When I heard about Tosca Reno’s new book, Just the Rules for Eating Clean, I got curious. Given the Super Bowl is coming up on February 5, 2012, I thought it would be a good thing to provide some of her recipes as a healthier option to the empty, salt-ridden snacks we tend to fall prey to. She offers several rules for “eating clean”, a term I had never heard before. But it makes sense. We often pollute our bodies with things they can’t handle well. The result is sluggishness and an overall sense of puff.
Super Bowl Party Rule #8 – Color Up: Super Bowl junk is often a sea of fatty beige foods. Colorful foods are filled with more nutrients and flavor than bland, monotonous, processed foods. Opt for a rainbow of colors on your plate, which offers numerous health benefits.
Rule #12 – Smaller Portions, Smaller Pants (remember my Why We’re So Fat post? Portion size means everything!): A festive atmosphere can often create an eating frenzy, which leaves you feeling blah. It’s okay to enjoy an array of foods, just eat smaller portions. Remember one serving of lean protein is the size of your palm; one serving of complex carbohydrates from whole grain is the size of your cupped hand; and one serving of complex carbs from fruit and vegetables is two hands cupped together.
My power of slow favorite is this one:
Rule #13 – Fletcherize and Swallow: Do you ever fill your plate, only for the food to disappear moments later? Gobbling food is a common disorder in our fast-paced society. Remind yourself to sloooooooow down: eating is not a race. Eating slowly will not only allow you to enjoy your food, but will help you determine when you’re full and help aid in digestion.
Rule #23 – Good Carbs, Bad Carbs: Carbs can be confusing, and are often given a bad rap! Stay away from ‘bad’ grocery store, processed carbs and stick to ‘good’ carbs like fruits, vegetables, legumes and whole grain.
Consider Baba Ghanoush (click the title for your copy of the recipe). Doesn’t this look savory?
Or how about BBQ Chicken Pizza? You thought I was going all holistic, holy-than-thou on you, didn’t you? Well, you can still have food fun and eat well. Look at this image. I’m getting hungry as I type.

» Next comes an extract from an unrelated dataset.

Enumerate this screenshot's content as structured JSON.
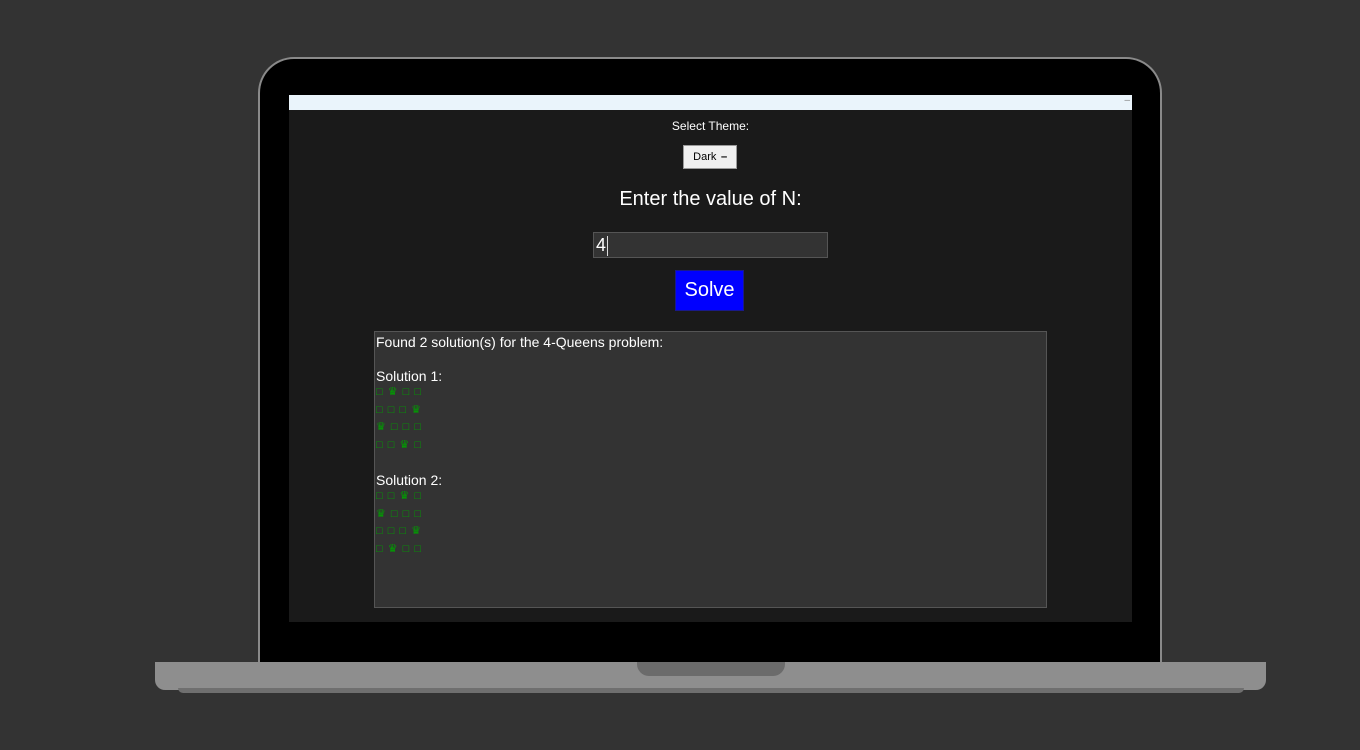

A Super Bowl Party wouldn’t be complete without Vegetarian Chili – warming, filling and de-light-ful!
If none of these convinces you, Tosca has generously provided many more eat clean recipes on her Web site. Eating clean is not a diet. It’s a way of life.
What recipes would you like to share?